Data for the task:
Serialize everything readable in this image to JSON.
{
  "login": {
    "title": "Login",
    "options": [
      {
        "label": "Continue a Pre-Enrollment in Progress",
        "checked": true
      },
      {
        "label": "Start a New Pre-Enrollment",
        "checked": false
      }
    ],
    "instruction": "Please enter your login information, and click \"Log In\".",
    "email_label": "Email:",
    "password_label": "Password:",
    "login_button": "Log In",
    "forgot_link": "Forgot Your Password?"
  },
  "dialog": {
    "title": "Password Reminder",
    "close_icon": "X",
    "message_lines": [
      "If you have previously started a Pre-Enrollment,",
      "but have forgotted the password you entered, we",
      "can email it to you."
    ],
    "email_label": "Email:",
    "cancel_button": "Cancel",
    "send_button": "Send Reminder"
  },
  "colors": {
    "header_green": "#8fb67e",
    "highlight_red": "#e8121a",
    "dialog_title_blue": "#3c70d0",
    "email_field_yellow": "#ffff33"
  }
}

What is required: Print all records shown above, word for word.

Task result:
Serialize everything readable in this image to JSON.
{
  "login": {
    "title": "Login",
    "options": [
      {
        "label": "Continue a Pre-Enrollment in Progress",
        "checked": true
      },
      {
        "label": "Start a New Pre-Enrollment",
        "checked": false
      }
    ],
    "instruction": "Please enter your login information, and click \"Log In\".",
    "email_label": "Email:",
    "password_label": "Password:",
    "login_button": "Log In",
    "forgot_link": "Forgot Your Password?"
  },
  "dialog": {
    "title": "Password Reminder",
    "close_icon": "X",
    "message_lines": [
      "If you have previously started a Pre-Enrollment,",
      "but have forgotted the password you entered, we",
      "can email it to you."
    ],
    "email_label": "Email:",
    "cancel_button": "Cancel",
    "send_button": "Send Reminder"
  },
  "colors": {
    "header_green": "#8fb67e",
    "highlight_red": "#e8121a",
    "dialog_title_blue": "#3c70d0",
    "email_field_yellow": "#ffff33"
  }
}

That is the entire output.